[GIVEN INFORMATION]

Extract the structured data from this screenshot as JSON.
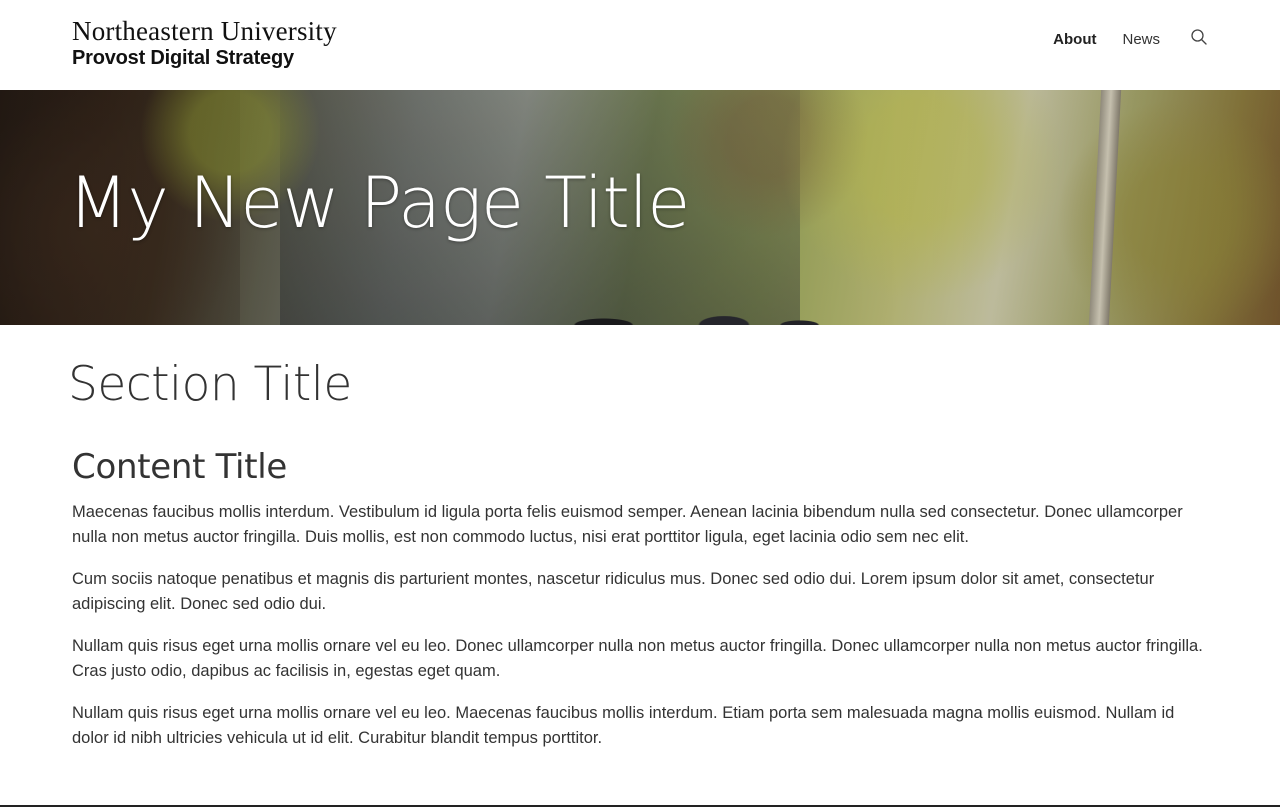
{
  "header": {
    "logo_line1": "Northeastern University",
    "logo_line2": "Provost Digital Strategy",
    "nav": [
      {
        "label": "About",
        "active": true
      },
      {
        "label": "News",
        "active": false
      }
    ],
    "search_icon": "search-icon"
  },
  "hero": {
    "title": "My New Page Title"
  },
  "main": {
    "section_title": "Section Title",
    "content_title": "Content Title",
    "paragraphs": [
      "Maecenas faucibus mollis interdum. Vestibulum id ligula porta felis euismod semper. Aenean lacinia bibendum nulla sed consectetur. Donec ullamcorper nulla non metus auctor fringilla. Duis mollis, est non commodo luctus, nisi erat porttitor ligula, eget lacinia odio sem nec elit.",
      "Cum sociis natoque penatibus et magnis dis parturient montes, nascetur ridiculus mus. Donec sed odio dui. Lorem ipsum dolor sit amet, consectetur adipiscing elit. Donec sed odio dui.",
      "Nullam quis risus eget urna mollis ornare vel eu leo. Donec ullamcorper nulla non metus auctor fringilla. Donec ullamcorper nulla non metus auctor fringilla. Cras justo odio, dapibus ac facilisis in, egestas eget quam.",
      "Nullam quis risus eget urna mollis ornare vel eu leo. Maecenas faucibus mollis interdum. Etiam porta sem malesuada magna mollis euismod. Nullam id dolor id nibh ultricies vehicula ut id elit. Curabitur blandit tempus porttitor."
    ]
  },
  "colors": {
    "text": "#333333",
    "background": "#ffffff",
    "hero_title": "#ffffff"
  }
}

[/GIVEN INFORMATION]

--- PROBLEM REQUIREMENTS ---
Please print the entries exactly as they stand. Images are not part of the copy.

--- RESULT OF THE TASK ---
Extract the structured data from this screenshot as JSON.
{
  "header": {
    "logo_line1": "Northeastern University",
    "logo_line2": "Provost Digital Strategy",
    "nav": [
      {
        "label": "About",
        "active": true
      },
      {
        "label": "News",
        "active": false
      }
    ],
    "search_icon": "search-icon"
  },
  "hero": {
    "title": "My New Page Title"
  },
  "main": {
    "section_title": "Section Title",
    "content_title": "Content Title",
    "paragraphs": [
      "Maecenas faucibus mollis interdum. Vestibulum id ligula porta felis euismod semper. Aenean lacinia bibendum nulla sed consectetur. Donec ullamcorper nulla non metus auctor fringilla. Duis mollis, est non commodo luctus, nisi erat porttitor ligula, eget lacinia odio sem nec elit.",
      "Cum sociis natoque penatibus et magnis dis parturient montes, nascetur ridiculus mus. Donec sed odio dui. Lorem ipsum dolor sit amet, consectetur adipiscing elit. Donec sed odio dui.",
      "Nullam quis risus eget urna mollis ornare vel eu leo. Donec ullamcorper nulla non metus auctor fringilla. Donec ullamcorper nulla non metus auctor fringilla. Cras justo odio, dapibus ac facilisis in, egestas eget quam.",
      "Nullam quis risus eget urna mollis ornare vel eu leo. Maecenas faucibus mollis interdum. Etiam porta sem malesuada magna mollis euismod. Nullam id dolor id nibh ultricies vehicula ut id elit. Curabitur blandit tempus porttitor."
    ]
  },
  "colors": {
    "text": "#333333",
    "background": "#ffffff",
    "hero_title": "#ffffff"
  }
}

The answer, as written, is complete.